"We need to vaccinate the world against the Coronavirus and to do so quickly," premier Mario Draghi said Friday in opening remarks to the Global Health Summit in Rome.
"While we prepare for the next pandemic, our priority must always be to make sure we all get over the current one together," Draghi stated.
"The global crisis is not over. We must act quickly, otherwise the human, economic and social costs are at risk of rising significantly."
In Europe "18 months on, we are starting to see the end of this tragedy", Draghi said.
"But in other areas of the world, the pandemic shows no sign of letting up. The differences in vaccination rates are shocking," he said.
Almost 1.5 billion vaccine doses have been administered worldwide in more than 180 countries, but of these just 0.3% were in low-income countries and almost 85% in the wealthiest countries, Draghi noted.

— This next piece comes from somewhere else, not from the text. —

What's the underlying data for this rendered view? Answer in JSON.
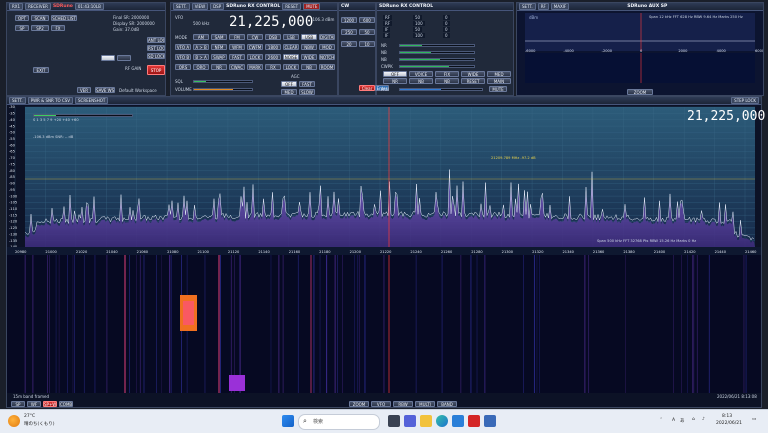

The disparities in vaccination rates are "unacceptable" but also a threat given the danger to health posed by new variants of Coronavirus as the respiratory virus travels the earth, Draghi said.
"We must ensure that more vaccines are available for poor countries," he said.
The European Union has exported around 200 million Coronavirus vaccine doses to 90 countries - around half of the bloc's production, Draghi stated. "All states must do the same," he said.
Draghi urged vaccine export bans to be lifted, especially to the poorest countries.
"We must also help low-income countries including in Africa to produce their own vaccines," he said.
Italy is "open" to a temporary suspension of patents on COVID-19 vaccines,"provided it is targeted, time-limited and does not jeopardise innovation by pharmaceutical companies," Draghi stated.